*** Opening of Supplied records ***
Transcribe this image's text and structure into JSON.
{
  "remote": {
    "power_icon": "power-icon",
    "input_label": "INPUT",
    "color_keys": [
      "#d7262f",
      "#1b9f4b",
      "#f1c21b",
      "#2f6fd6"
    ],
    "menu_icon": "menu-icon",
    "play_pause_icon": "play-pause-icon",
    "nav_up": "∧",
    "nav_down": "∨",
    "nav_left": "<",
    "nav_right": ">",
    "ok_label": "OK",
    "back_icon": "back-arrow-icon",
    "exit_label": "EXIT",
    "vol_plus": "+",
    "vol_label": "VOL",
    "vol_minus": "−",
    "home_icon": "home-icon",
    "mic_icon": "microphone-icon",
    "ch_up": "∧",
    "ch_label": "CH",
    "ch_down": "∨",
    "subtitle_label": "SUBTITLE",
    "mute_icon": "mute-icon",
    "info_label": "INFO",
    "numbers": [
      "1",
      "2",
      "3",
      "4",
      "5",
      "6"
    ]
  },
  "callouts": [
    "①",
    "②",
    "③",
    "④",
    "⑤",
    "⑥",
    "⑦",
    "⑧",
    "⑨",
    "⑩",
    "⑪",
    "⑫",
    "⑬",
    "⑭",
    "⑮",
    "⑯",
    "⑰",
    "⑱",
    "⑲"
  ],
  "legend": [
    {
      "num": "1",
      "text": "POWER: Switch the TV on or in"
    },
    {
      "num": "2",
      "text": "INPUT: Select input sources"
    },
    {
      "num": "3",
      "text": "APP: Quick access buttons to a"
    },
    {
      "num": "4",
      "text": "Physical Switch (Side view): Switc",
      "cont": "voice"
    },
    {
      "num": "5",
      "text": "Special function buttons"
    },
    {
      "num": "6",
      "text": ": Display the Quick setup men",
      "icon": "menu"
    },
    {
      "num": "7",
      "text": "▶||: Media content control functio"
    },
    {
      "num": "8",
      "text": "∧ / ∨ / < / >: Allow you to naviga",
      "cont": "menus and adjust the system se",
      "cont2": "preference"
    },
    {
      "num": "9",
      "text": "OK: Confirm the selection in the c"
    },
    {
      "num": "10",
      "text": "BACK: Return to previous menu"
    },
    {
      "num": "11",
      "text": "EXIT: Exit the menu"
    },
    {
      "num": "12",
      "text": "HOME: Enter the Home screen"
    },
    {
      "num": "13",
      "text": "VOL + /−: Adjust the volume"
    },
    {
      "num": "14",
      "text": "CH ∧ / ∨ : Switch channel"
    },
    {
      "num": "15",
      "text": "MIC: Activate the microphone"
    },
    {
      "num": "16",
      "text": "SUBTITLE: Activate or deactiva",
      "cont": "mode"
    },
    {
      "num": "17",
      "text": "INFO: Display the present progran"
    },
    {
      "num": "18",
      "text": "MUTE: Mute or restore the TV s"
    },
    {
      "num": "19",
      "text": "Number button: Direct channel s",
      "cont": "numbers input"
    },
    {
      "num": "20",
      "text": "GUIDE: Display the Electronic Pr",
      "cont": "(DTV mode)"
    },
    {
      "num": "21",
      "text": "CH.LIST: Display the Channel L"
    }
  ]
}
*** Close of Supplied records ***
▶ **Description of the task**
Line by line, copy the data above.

▶ **Output below**
Transcribe this image's text and structure into JSON.
{
  "remote": {
    "power_icon": "power-icon",
    "input_label": "INPUT",
    "color_keys": [
      "#d7262f",
      "#1b9f4b",
      "#f1c21b",
      "#2f6fd6"
    ],
    "menu_icon": "menu-icon",
    "play_pause_icon": "play-pause-icon",
    "nav_up": "∧",
    "nav_down": "∨",
    "nav_left": "<",
    "nav_right": ">",
    "ok_label": "OK",
    "back_icon": "back-arrow-icon",
    "exit_label": "EXIT",
    "vol_plus": "+",
    "vol_label": "VOL",
    "vol_minus": "−",
    "home_icon": "home-icon",
    "mic_icon": "microphone-icon",
    "ch_up": "∧",
    "ch_label": "CH",
    "ch_down": "∨",
    "subtitle_label": "SUBTITLE",
    "mute_icon": "mute-icon",
    "info_label": "INFO",
    "numbers": [
      "1",
      "2",
      "3",
      "4",
      "5",
      "6"
    ]
  },
  "callouts": [
    "①",
    "②",
    "③",
    "④",
    "⑤",
    "⑥",
    "⑦",
    "⑧",
    "⑨",
    "⑩",
    "⑪",
    "⑫",
    "⑬",
    "⑭",
    "⑮",
    "⑯",
    "⑰",
    "⑱",
    "⑲"
  ],
  "legend": [
    {
      "num": "1",
      "text": "POWER: Switch the TV on or in"
    },
    {
      "num": "2",
      "text": "INPUT: Select input sources"
    },
    {
      "num": "3",
      "text": "APP: Quick access buttons to a"
    },
    {
      "num": "4",
      "text": "Physical Switch (Side view): Switc",
      "cont": "voice"
    },
    {
      "num": "5",
      "text": "Special function buttons"
    },
    {
      "num": "6",
      "text": ": Display the Quick setup men",
      "icon": "menu"
    },
    {
      "num": "7",
      "text": "▶||: Media content control functio"
    },
    {
      "num": "8",
      "text": "∧ / ∨ / < / >: Allow you to naviga",
      "cont": "menus and adjust the system se",
      "cont2": "preference"
    },
    {
      "num": "9",
      "text": "OK: Confirm the selection in the c"
    },
    {
      "num": "10",
      "text": "BACK: Return to previous menu"
    },
    {
      "num": "11",
      "text": "EXIT: Exit the menu"
    },
    {
      "num": "12",
      "text": "HOME: Enter the Home screen"
    },
    {
      "num": "13",
      "text": "VOL + /−: Adjust the volume"
    },
    {
      "num": "14",
      "text": "CH ∧ / ∨ : Switch channel"
    },
    {
      "num": "15",
      "text": "MIC: Activate the microphone"
    },
    {
      "num": "16",
      "text": "SUBTITLE: Activate or deactiva",
      "cont": "mode"
    },
    {
      "num": "17",
      "text": "INFO: Display the present progran"
    },
    {
      "num": "18",
      "text": "MUTE: Mute or restore the TV s"
    },
    {
      "num": "19",
      "text": "Number button: Direct channel s",
      "cont": "numbers input"
    },
    {
      "num": "20",
      "text": "GUIDE: Display the Electronic Pr",
      "cont": "(DTV mode)"
    },
    {
      "num": "21",
      "text": "CH.LIST: Display the Channel L"
    }
  ]
}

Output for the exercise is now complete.